Friday, July 6, 2012

When You Can't Fix It

My name is Greg and I'm a fixer.

No, I don't mean I'm a handyman that runs around the house seeking things that are broken so I can repair them. (Trust me: that's not what I mean.)

I mean when I see a problem, I want to know what I can do to correct it. This has aided me greatly throughout my career. Both working in IT and web development to all I've done in the arts with directing, managing, and writing.

But where it can be a problem is in people's lives. Not that I'm a buttinsky. The people come to me. I swear! I have that face that says "tell me your problems" and many times I do hear them. Friends, family, acquaintances, strangers on a vacation. People do like to share with me. I like to listen. I like to give advice. And unfortunately...I like to 'fix'.

Sometimes it is something simple and I can do my little online research and get back to the person with "have you tried this?"

But sometimes you just can't fix things for people and that's when I feel the worst. I see things happening in people's lives and sometimes I get too involved and start planning out if they only did X they could move on to Y and my involvement snowballs into an unpaid life-coach who can't get out. Now for friends reading this...PLEASE know that doesn't mean I don't want to hear what's going on in your lives. I think you all know that I want/try to fix whatever I can. And I do wish I could help people get out of whatever problem they may be having in their life. I really do. That's the hardest part about being a 'fixer'.

Sometimes, we just can't fix the problem.

I don't like that feeling.


  1. Being a fixer is never easy. I learned that lesson long ago, and stopped trying. Now, I will offer advice when asked, but only when asked, as I feel you do as well. I have found that the best way to be a fixer, is to let them try their strategy while I stand back and observe. If they succeed "Wonderful!" My job is done. If they don't, "Wonderful!" I get to give advice, if they ask. If they don't ask, "Wonderful!" I don't get blamed for their mistake. It all depends on the perspective.

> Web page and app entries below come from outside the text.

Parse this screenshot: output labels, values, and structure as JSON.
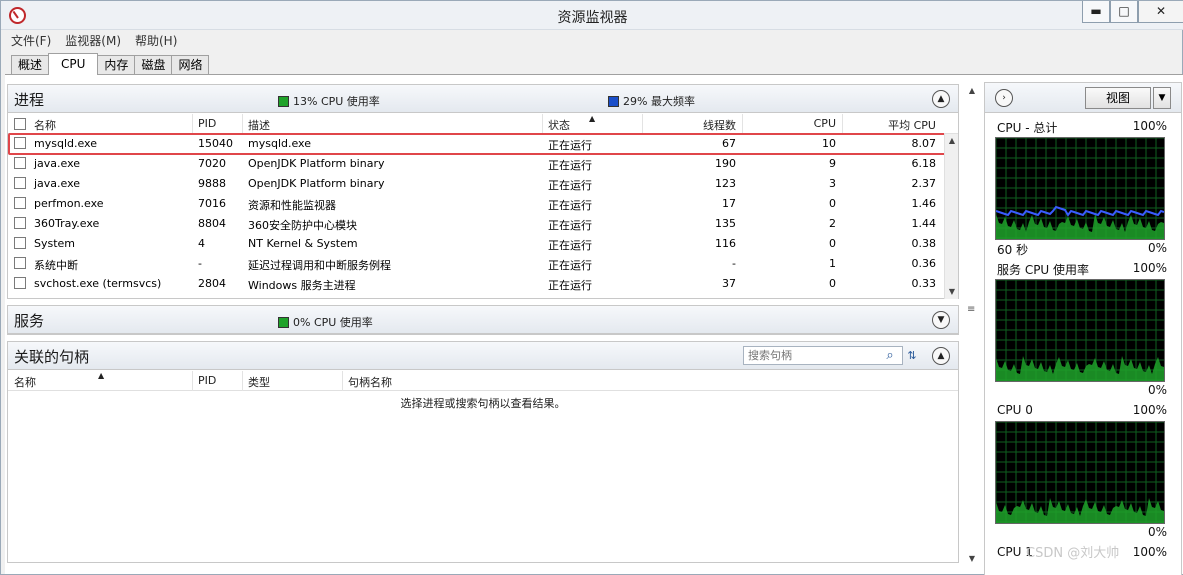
{
  "window": {
    "title": "资源监视器",
    "btn_min": "▬",
    "btn_max": "□",
    "btn_close": "✕"
  },
  "menu": [
    "文件(F)",
    "监视器(M)",
    "帮助(H)"
  ],
  "tabs": [
    "概述",
    "CPU",
    "内存",
    "磁盘",
    "网络"
  ],
  "active_tab": "CPU",
  "process_section": {
    "title": "进程",
    "legend1": "13% CPU 使用率",
    "legend2": "29% 最大频率",
    "legend1_color": "#1fa22a",
    "legend2_color": "#1a4ec9",
    "columns": [
      "名称",
      "PID",
      "描述",
      "状态",
      "线程数",
      "CPU",
      "平均 CPU"
    ],
    "rows": [
      {
        "name": "mysqld.exe",
        "pid": "15040",
        "desc": "mysqld.exe",
        "status": "正在运行",
        "threads": "67",
        "cpu": "10",
        "avg": "8.07",
        "highlight": true
      },
      {
        "name": "java.exe",
        "pid": "7020",
        "desc": "OpenJDK Platform binary",
        "status": "正在运行",
        "threads": "190",
        "cpu": "9",
        "avg": "6.18"
      },
      {
        "name": "java.exe",
        "pid": "9888",
        "desc": "OpenJDK Platform binary",
        "status": "正在运行",
        "threads": "123",
        "cpu": "3",
        "avg": "2.37"
      },
      {
        "name": "perfmon.exe",
        "pid": "7016",
        "desc": "资源和性能监视器",
        "status": "正在运行",
        "threads": "17",
        "cpu": "0",
        "avg": "1.46"
      },
      {
        "name": "360Tray.exe",
        "pid": "8804",
        "desc": "360安全防护中心模块",
        "status": "正在运行",
        "threads": "135",
        "cpu": "2",
        "avg": "1.44"
      },
      {
        "name": "System",
        "pid": "4",
        "desc": "NT Kernel & System",
        "status": "正在运行",
        "threads": "116",
        "cpu": "0",
        "avg": "0.38"
      },
      {
        "name": "系统中断",
        "pid": "-",
        "desc": "延迟过程调用和中断服务例程",
        "status": "正在运行",
        "threads": "-",
        "cpu": "1",
        "avg": "0.36"
      },
      {
        "name": "svchost.exe (termsvcs)",
        "pid": "2804",
        "desc": "Windows 服务主进程",
        "status": "正在运行",
        "threads": "37",
        "cpu": "0",
        "avg": "0.33"
      }
    ]
  },
  "services_section": {
    "title": "服务",
    "legend": "0% CPU 使用率",
    "legend_color": "#1fa22a"
  },
  "handles_section": {
    "title": "关联的句柄",
    "search_placeholder": "搜索句柄",
    "columns": [
      "名称",
      "PID",
      "类型",
      "句柄名称"
    ],
    "empty_message": "选择进程或搜索句柄以查看结果。"
  },
  "right_pane": {
    "view_label": "视图",
    "graphs": [
      {
        "title": "CPU - 总计",
        "max": "100%",
        "footer_left": "60 秒",
        "footer_right": "0%"
      },
      {
        "title": "服务 CPU 使用率",
        "max": "100%",
        "footer_left": "",
        "footer_right": "0%"
      },
      {
        "title": "CPU 0",
        "max": "100%",
        "footer_left": "",
        "footer_right": "0%"
      },
      {
        "title": "CPU 1",
        "max": "100%",
        "footer_left": "",
        "footer_right": ""
      }
    ]
  },
  "watermark": "CSDN @刘大帅"
}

    1. Great perspective, Jeff. Advice is good. Then let the chips 'fall where they may." :-)